ABOUT THIS EXERCISE: The string "Nurse" may appear in lines of the data; report how many lines contain it, with no other output.
*** PROVIDED INFORMATION ***
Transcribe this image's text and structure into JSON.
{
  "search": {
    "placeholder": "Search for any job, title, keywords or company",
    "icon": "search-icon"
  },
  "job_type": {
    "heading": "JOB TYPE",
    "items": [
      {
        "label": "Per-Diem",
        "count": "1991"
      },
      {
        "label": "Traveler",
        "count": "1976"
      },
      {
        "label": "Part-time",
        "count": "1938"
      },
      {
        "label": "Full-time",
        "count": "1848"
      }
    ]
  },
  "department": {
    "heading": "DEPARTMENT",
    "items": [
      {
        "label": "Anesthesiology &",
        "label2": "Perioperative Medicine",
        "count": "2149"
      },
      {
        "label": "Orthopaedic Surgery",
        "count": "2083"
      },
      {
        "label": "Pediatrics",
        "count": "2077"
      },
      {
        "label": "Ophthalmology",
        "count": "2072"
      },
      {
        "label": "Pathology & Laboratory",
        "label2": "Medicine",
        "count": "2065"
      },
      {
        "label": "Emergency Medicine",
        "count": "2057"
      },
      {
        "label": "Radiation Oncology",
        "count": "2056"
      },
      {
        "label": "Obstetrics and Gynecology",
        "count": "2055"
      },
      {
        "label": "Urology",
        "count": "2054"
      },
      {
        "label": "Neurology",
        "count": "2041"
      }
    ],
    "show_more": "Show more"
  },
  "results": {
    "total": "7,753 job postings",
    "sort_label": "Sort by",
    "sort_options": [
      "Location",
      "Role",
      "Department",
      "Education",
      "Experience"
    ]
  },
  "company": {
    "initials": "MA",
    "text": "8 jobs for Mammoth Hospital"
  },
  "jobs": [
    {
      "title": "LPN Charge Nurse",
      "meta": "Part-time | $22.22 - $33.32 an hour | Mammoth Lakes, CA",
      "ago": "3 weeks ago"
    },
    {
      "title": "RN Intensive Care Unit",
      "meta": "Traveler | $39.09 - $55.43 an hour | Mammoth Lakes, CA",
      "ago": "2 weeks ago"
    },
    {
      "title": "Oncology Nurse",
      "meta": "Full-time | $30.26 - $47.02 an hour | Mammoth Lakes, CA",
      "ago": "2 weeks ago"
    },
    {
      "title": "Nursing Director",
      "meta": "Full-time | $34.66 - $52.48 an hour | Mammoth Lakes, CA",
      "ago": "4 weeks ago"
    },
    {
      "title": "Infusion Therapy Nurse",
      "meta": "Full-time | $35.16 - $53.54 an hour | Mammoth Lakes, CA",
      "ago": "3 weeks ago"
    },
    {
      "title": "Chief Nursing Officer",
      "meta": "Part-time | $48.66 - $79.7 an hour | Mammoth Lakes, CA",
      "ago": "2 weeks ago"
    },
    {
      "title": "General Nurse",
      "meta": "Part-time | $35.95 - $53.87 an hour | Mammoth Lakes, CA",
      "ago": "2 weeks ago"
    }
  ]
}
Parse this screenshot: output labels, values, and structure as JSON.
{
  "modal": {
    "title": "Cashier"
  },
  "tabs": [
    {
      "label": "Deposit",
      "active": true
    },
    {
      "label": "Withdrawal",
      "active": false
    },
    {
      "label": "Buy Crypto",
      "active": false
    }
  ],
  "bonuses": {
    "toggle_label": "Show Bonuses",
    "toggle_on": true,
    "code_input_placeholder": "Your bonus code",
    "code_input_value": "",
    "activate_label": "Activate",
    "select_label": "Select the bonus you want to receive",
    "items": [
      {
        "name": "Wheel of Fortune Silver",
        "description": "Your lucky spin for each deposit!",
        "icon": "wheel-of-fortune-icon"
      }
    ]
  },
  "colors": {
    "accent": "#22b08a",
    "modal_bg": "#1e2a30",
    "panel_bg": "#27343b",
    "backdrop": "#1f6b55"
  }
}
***
ANSWER TO THIS TASK: 4